Octogenarian Eustace Waterman has escalated his land dispute with his neighbours at Gemswick, St Philip.
Just a week ago sixty-eight-year-old Audrey Darlington complained that Waterman impeded the passage of emergency service vehicles, including ambulances and fire trucks, by placing boulders on the road which she claimed was the only access to her home.
However, this morning, the elderly man who said he was seeking to claim his land, has now excavated the entire road making it completely impassable.
Darlington who was furious by the latest development, said she was in the process of seeking legal advice.
She said she was prepared to head to the law courts to fight for the land, which her family has been using as an access point for almost 100 years.
“This is too hard on me. Ambulance, or nothing can’t get by me. That ain’t good enough. He got all the access anybody could get to him, but nobody could get at me,” Darlington said.
“Yesterday morning as early as 7 o clock he and two men came and marked the road. So this morning before 8 o’clock they were here with a bobcat or the thing that you normally dig up the road with. And before 8 o’clock it was finished. “He start with one and he end with the second one, so I would now got to try and see what I could do now, because nobody could get in to me. With the boulders you could still walk, but now with the digging up you can’t even walk now,” the resident added.
Darlington also claimed that the excavation of the road also prevented a garbage truck, which was in the area at the time, from passing.

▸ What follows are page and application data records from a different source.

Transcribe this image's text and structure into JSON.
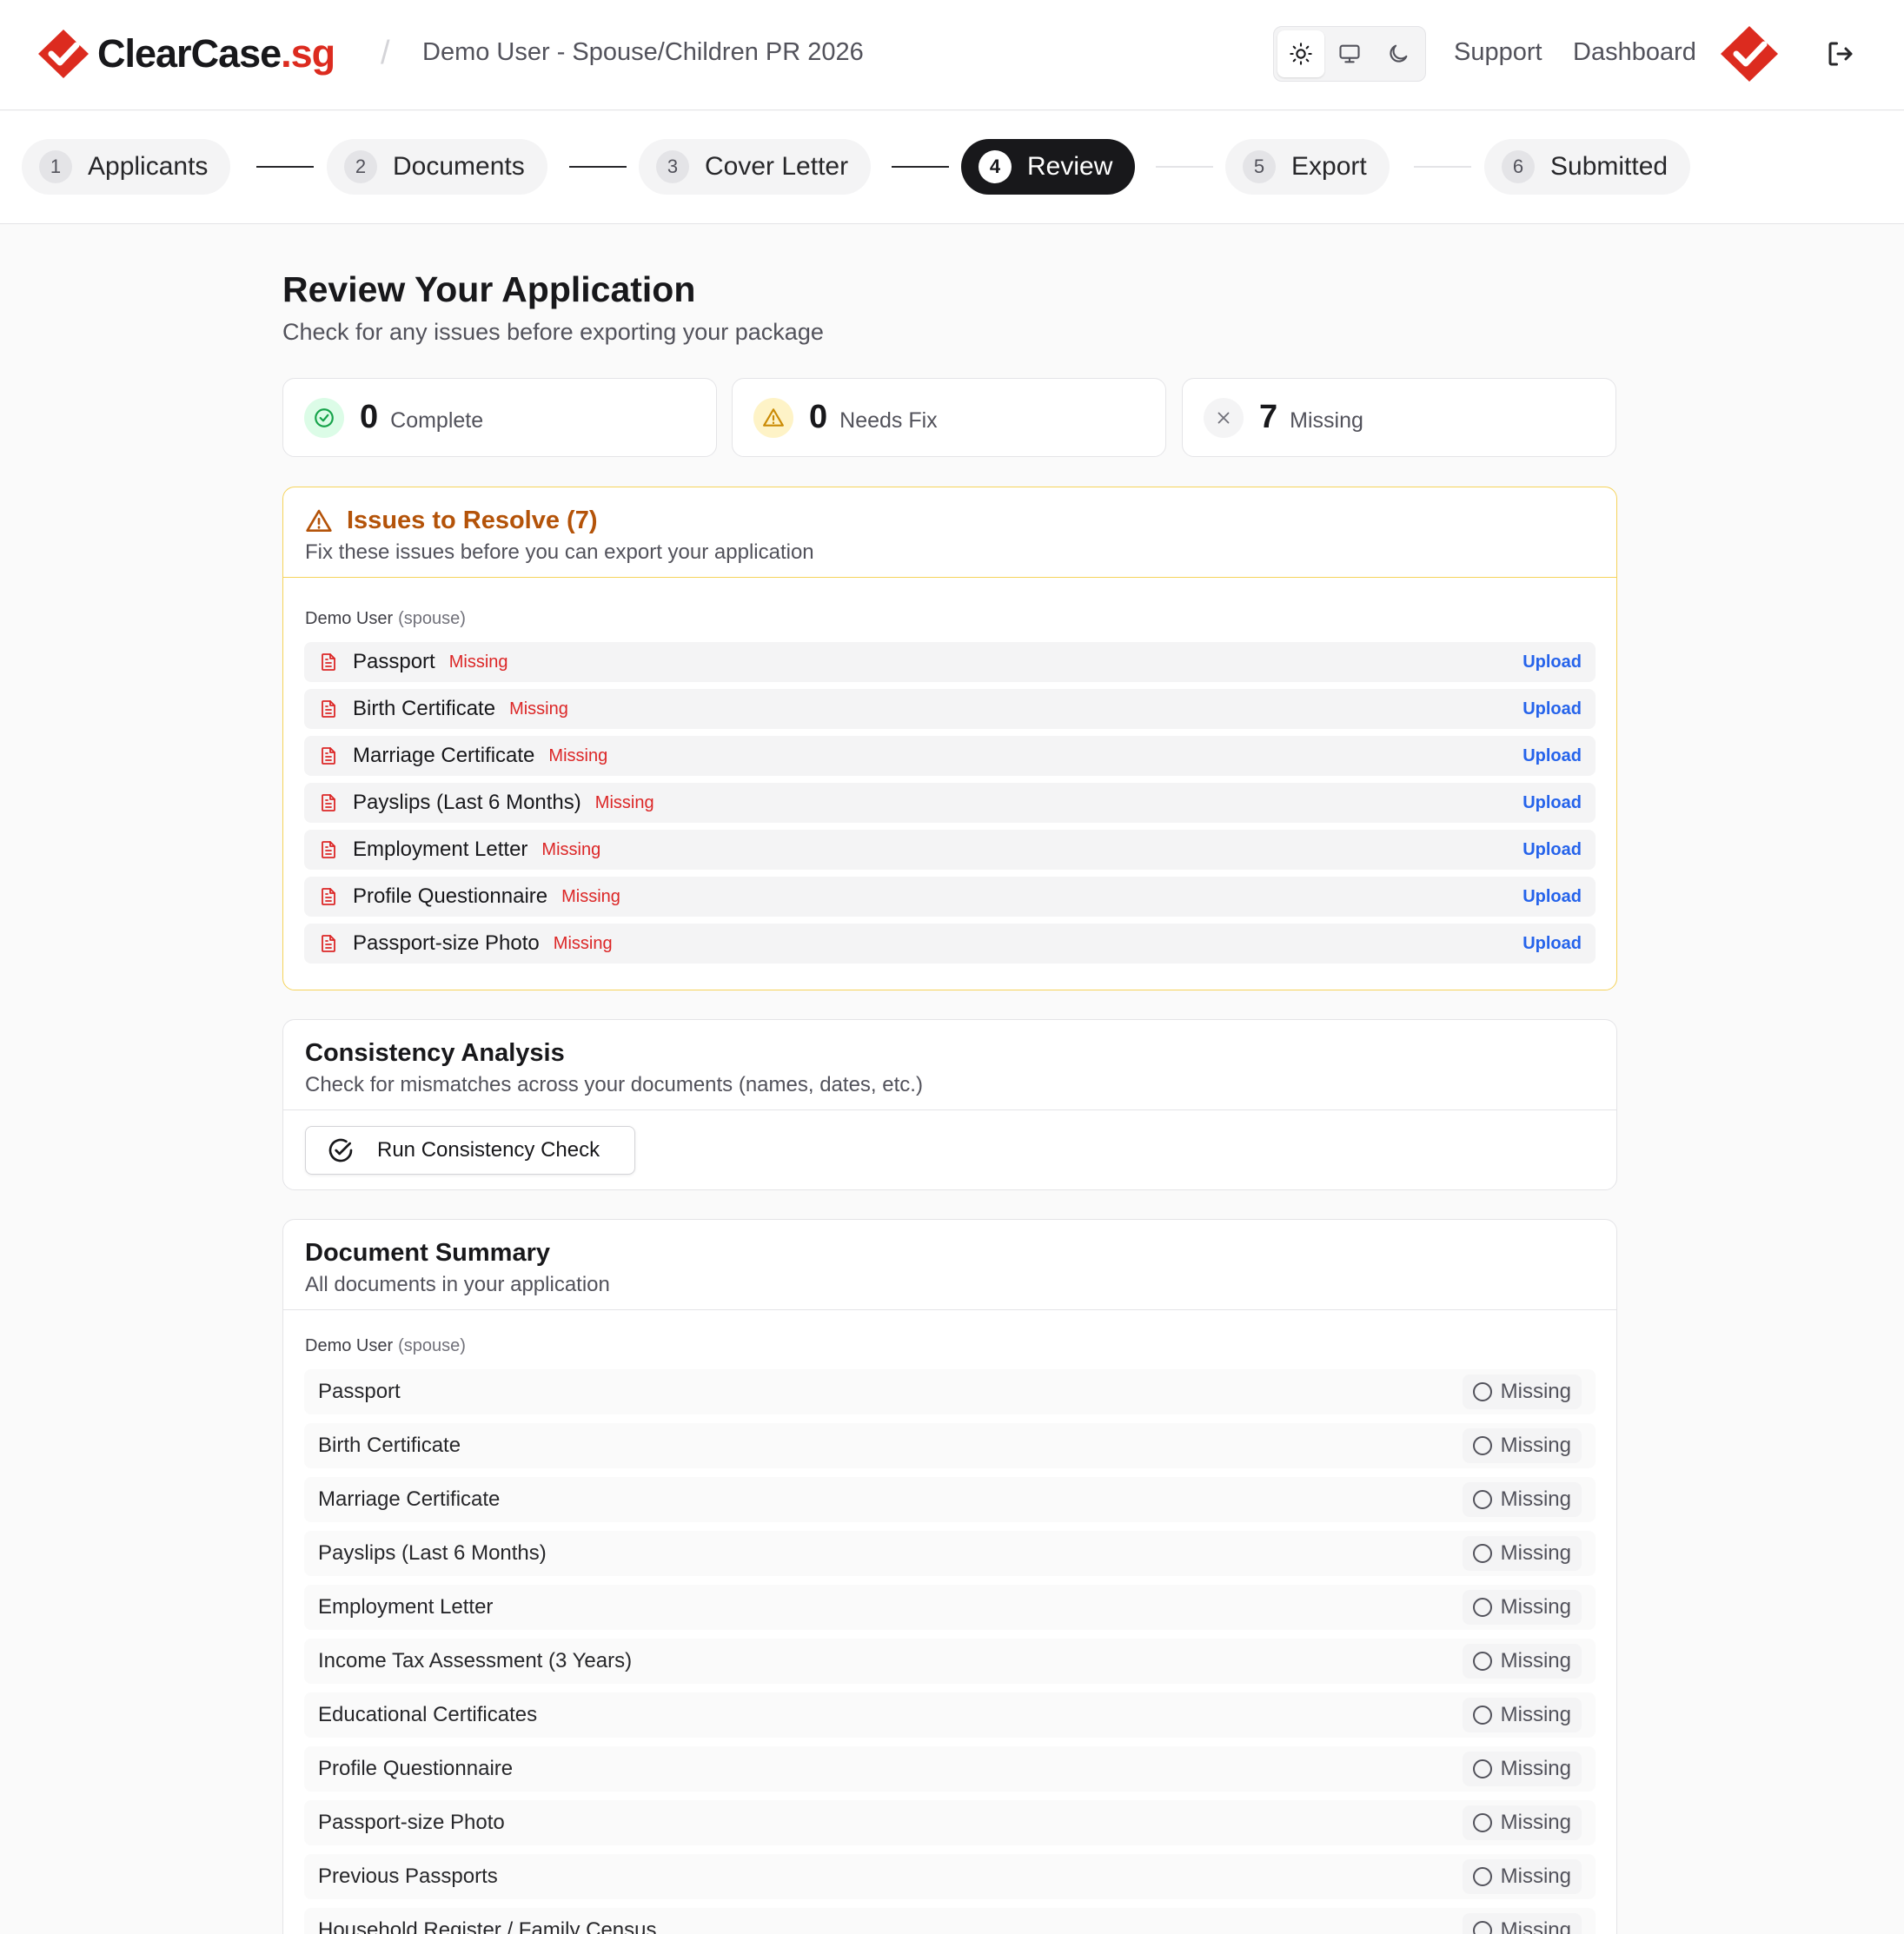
{
  "brand": {
    "name": "ClearCase",
    "tld": ".sg",
    "accent": "#dc2b1f"
  },
  "header": {
    "breadcrumb_separator": "/",
    "breadcrumb": "Demo User - Spouse/Children PR 2026",
    "theme_options": [
      "sun-icon",
      "monitor-icon",
      "moon-icon"
    ],
    "links": {
      "support": "Support",
      "dashboard": "Dashboard"
    }
  },
  "stepper": {
    "steps": [
      {
        "num": "1",
        "label": "Applicants"
      },
      {
        "num": "2",
        "label": "Documents"
      },
      {
        "num": "3",
        "label": "Cover Letter"
      },
      {
        "num": "4",
        "label": "Review"
      },
      {
        "num": "5",
        "label": "Export"
      },
      {
        "num": "6",
        "label": "Submitted"
      }
    ],
    "active_step": "4"
  },
  "page": {
    "title": "Review Your Application",
    "subtitle": "Check for any issues before exporting your package"
  },
  "stats": {
    "complete": {
      "value": "0",
      "label": "Complete",
      "color": "#16a34a"
    },
    "needs_fix": {
      "value": "0",
      "label": "Needs Fix",
      "color": "#ca8a04"
    },
    "missing": {
      "value": "7",
      "label": "Missing",
      "color": "#71717a"
    }
  },
  "issues": {
    "title": "Issues to Resolve (7)",
    "description": "Fix these issues before you can export your application",
    "applicant": {
      "name": "Demo User",
      "role": "(spouse)"
    },
    "items": [
      {
        "name": "Passport",
        "status": "Missing",
        "action": "Upload"
      },
      {
        "name": "Birth Certificate",
        "status": "Missing",
        "action": "Upload"
      },
      {
        "name": "Marriage Certificate",
        "status": "Missing",
        "action": "Upload"
      },
      {
        "name": "Payslips (Last 6 Months)",
        "status": "Missing",
        "action": "Upload"
      },
      {
        "name": "Employment Letter",
        "status": "Missing",
        "action": "Upload"
      },
      {
        "name": "Profile Questionnaire",
        "status": "Missing",
        "action": "Upload"
      },
      {
        "name": "Passport-size Photo",
        "status": "Missing",
        "action": "Upload"
      }
    ]
  },
  "consistency": {
    "title": "Consistency Analysis",
    "description": "Check for mismatches across your documents (names, dates, etc.)",
    "button_label": "Run Consistency Check"
  },
  "summary": {
    "title": "Document Summary",
    "description": "All documents in your application",
    "applicant": {
      "name": "Demo User",
      "role": "(spouse)"
    },
    "items": [
      {
        "name": "Passport",
        "status": "Missing"
      },
      {
        "name": "Birth Certificate",
        "status": "Missing"
      },
      {
        "name": "Marriage Certificate",
        "status": "Missing"
      },
      {
        "name": "Payslips (Last 6 Months)",
        "status": "Missing"
      },
      {
        "name": "Employment Letter",
        "status": "Missing"
      },
      {
        "name": "Income Tax Assessment (3 Years)",
        "status": "Missing"
      },
      {
        "name": "Educational Certificates",
        "status": "Missing"
      },
      {
        "name": "Profile Questionnaire",
        "status": "Missing"
      },
      {
        "name": "Passport-size Photo",
        "status": "Missing"
      },
      {
        "name": "Previous Passports",
        "status": "Missing"
      },
      {
        "name": "Household Register / Family Census",
        "status": "Missing"
      }
    ]
  }
}
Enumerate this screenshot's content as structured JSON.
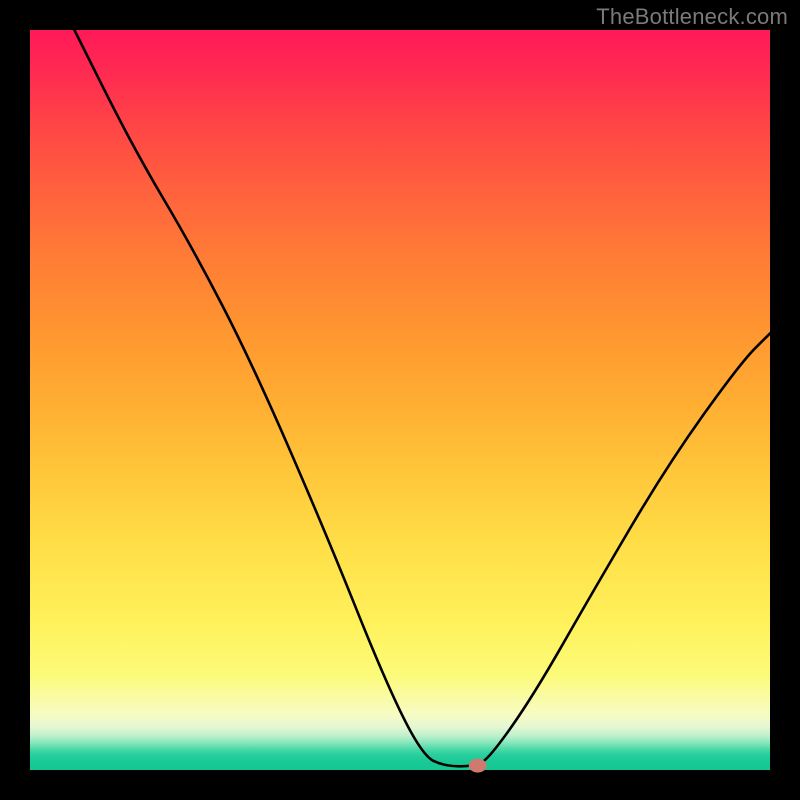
{
  "header": {
    "watermark": "TheBottleneck.com"
  },
  "chart_data": {
    "type": "line",
    "title": "",
    "xlabel": "",
    "ylabel": "",
    "xlim": [
      0,
      100
    ],
    "ylim": [
      0,
      100
    ],
    "series": [
      {
        "name": "bottleneck-curve",
        "points": [
          {
            "x": 6,
            "y": 100
          },
          {
            "x": 14,
            "y": 84
          },
          {
            "x": 22,
            "y": 70.5
          },
          {
            "x": 30,
            "y": 55
          },
          {
            "x": 40,
            "y": 32
          },
          {
            "x": 48,
            "y": 12
          },
          {
            "x": 53,
            "y": 2
          },
          {
            "x": 56,
            "y": 0.5
          },
          {
            "x": 60,
            "y": 0.5
          },
          {
            "x": 62,
            "y": 1.5
          },
          {
            "x": 68,
            "y": 10
          },
          {
            "x": 76,
            "y": 24
          },
          {
            "x": 86,
            "y": 41
          },
          {
            "x": 96,
            "y": 55
          },
          {
            "x": 100,
            "y": 59
          }
        ]
      }
    ],
    "marker": {
      "x": 60.5,
      "y": 0.6,
      "color": "#cf7a6e"
    }
  }
}
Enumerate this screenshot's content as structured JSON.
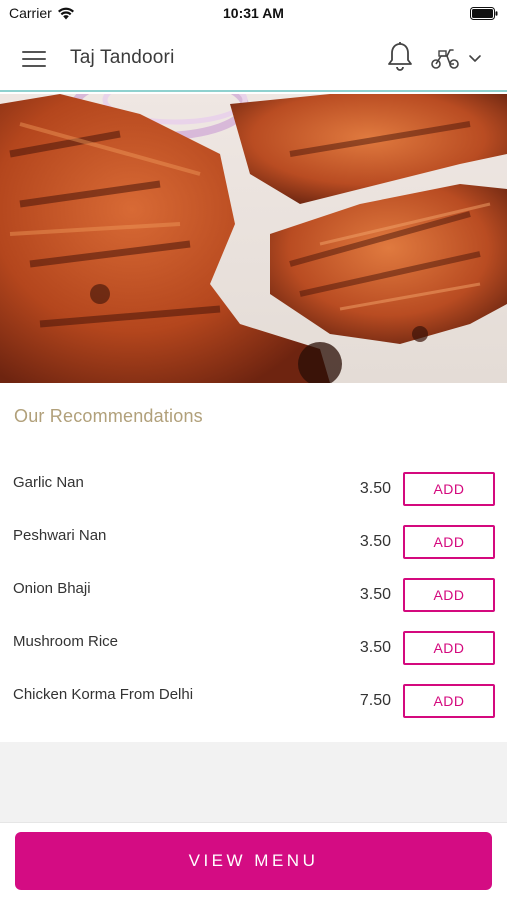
{
  "status_bar": {
    "carrier": "Carrier",
    "time": "10:31 AM"
  },
  "header": {
    "title": "Taj Tandoori",
    "icons": [
      "hamburger-menu-icon",
      "bell-icon",
      "scooter-icon",
      "chevron-down-icon"
    ]
  },
  "hero": {
    "image": "tandoori-chicken-photo"
  },
  "recommendations": {
    "title": "Our Recommendations",
    "items": [
      {
        "name": "Garlic Nan",
        "price": "3.50",
        "button": "ADD"
      },
      {
        "name": "Peshwari Nan",
        "price": "3.50",
        "button": "ADD"
      },
      {
        "name": "Onion Bhaji",
        "price": "3.50",
        "button": "ADD"
      },
      {
        "name": "Mushroom Rice",
        "price": "3.50",
        "button": "ADD"
      },
      {
        "name": "Chicken Korma From Delhi",
        "price": "7.50",
        "button": "ADD"
      }
    ]
  },
  "footer": {
    "button_label": "VIEW MENU"
  },
  "colors": {
    "accent": "#d40c83",
    "section_title": "#b1a07a",
    "header_border": "#8fd1cf"
  }
}
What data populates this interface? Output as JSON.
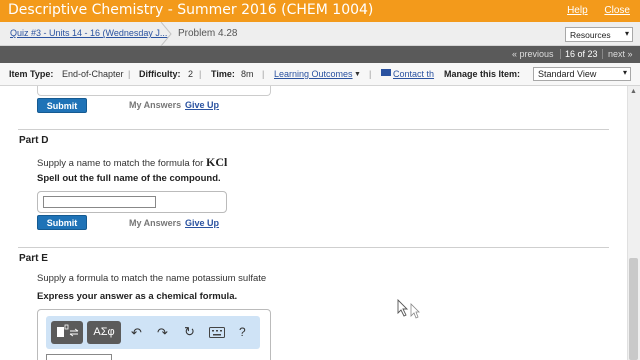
{
  "app": {
    "title": "Descriptive Chemistry - Summer 2016 (CHEM 1004)",
    "help_label": "Help",
    "close_label": "Close"
  },
  "breadcrumb": {
    "quiz_label": "Quiz #3 - Units 14 - 16 (Wednesday J...",
    "problem_label": "Problem 4.28",
    "resources_label": "Resources"
  },
  "nav": {
    "previous_label": "« previous",
    "position": "16 of 23",
    "next_label": "next »"
  },
  "info": {
    "item_type_label": "Item Type:",
    "item_type_value": "End-of-Chapter",
    "difficulty_label": "Difficulty:",
    "difficulty_value": "2",
    "time_label": "Time:",
    "time_value": "8m",
    "learning_outcomes_label": "Learning Outcomes",
    "contact_label": "Contact th",
    "manage_label": "Manage this Item:",
    "view_select_value": "Standard View"
  },
  "common": {
    "submit_label": "Submit",
    "my_answers_label": "My Answers",
    "give_up_label": "Give Up"
  },
  "part_d": {
    "title": "Part D",
    "prompt": "Supply a name to match the formula for",
    "formula": "KCl",
    "instruction": "Spell out the full name of the compound.",
    "answer_value": ""
  },
  "part_e": {
    "title": "Part E",
    "prompt": "Supply a formula to match the name potassium sulfate",
    "instruction": "Express your answer as a chemical formula.",
    "toolbar": {
      "greek_label": "ΑΣφ",
      "help_label": "?"
    }
  },
  "colors": {
    "brand_orange": "#f39a1b",
    "submit_blue": "#1f73b7",
    "link_blue": "#2a52a0",
    "toolbar_blue": "#cfe3f6"
  },
  "icons": [
    "template-icon",
    "undo-icon",
    "redo-icon",
    "reset-icon",
    "keyboard-icon",
    "help-icon",
    "mail-icon",
    "cursor-icon"
  ]
}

However, she said she was more concerned about her sick brother, 72-year-old Kenneth Darlington, who would be seriously disadvantaged if he was to take ill and an ambulance had to be called.
“He got to go back to the doctor next week. I don’t know how he would be able to get out because his nephew or an ambulance normally take him for medical attention. But he must go back to the doctor next week,” she said.
After the boulders were placed, Darlington filed a complaint at the Town and Country Department, Warrens, St Michael. Officials at the department promised her that they would investigate the matter, which had also been reported to the police.
However, attorney-at-law Ernest Jackman told Barbados TODAY that Darlington should have headed to the High Court and request an injunction to prevent Waterman from further blocking the access. Blackman said that the siblings were entitled to rights of passage.
The attorney explained that if residents in an area have been using a particular area of land for a minimum of 20 years, they would have acquired a right of passage over the spot.
Through a telephone interview this evening, Waterman, a Justice of Peace, maintained that the access path formed part of his land. He once more suggested that the Darlington’s had enough unoccupied space on their land to make a road and get access to their house. He said he got the land excavated because he was ready to put up a guard wall.
The landowner also complained that while the excavation was taking place, he was “pushed down” by a trespasser on his property, forcing him to seek medical attention for an injured hand. He said he intended to file a police complaint as soon as possible.
“I am paying for 1 262 square feet of which that road is part of. I supposed to give my son that and I cannot unfair my son having paid for this land around 1983. I want to know what the land registry is charging me for. Because if I have to pay for that, it has to be under my control. But they want to claim it,” Waterman said. firstname.lastname@example.org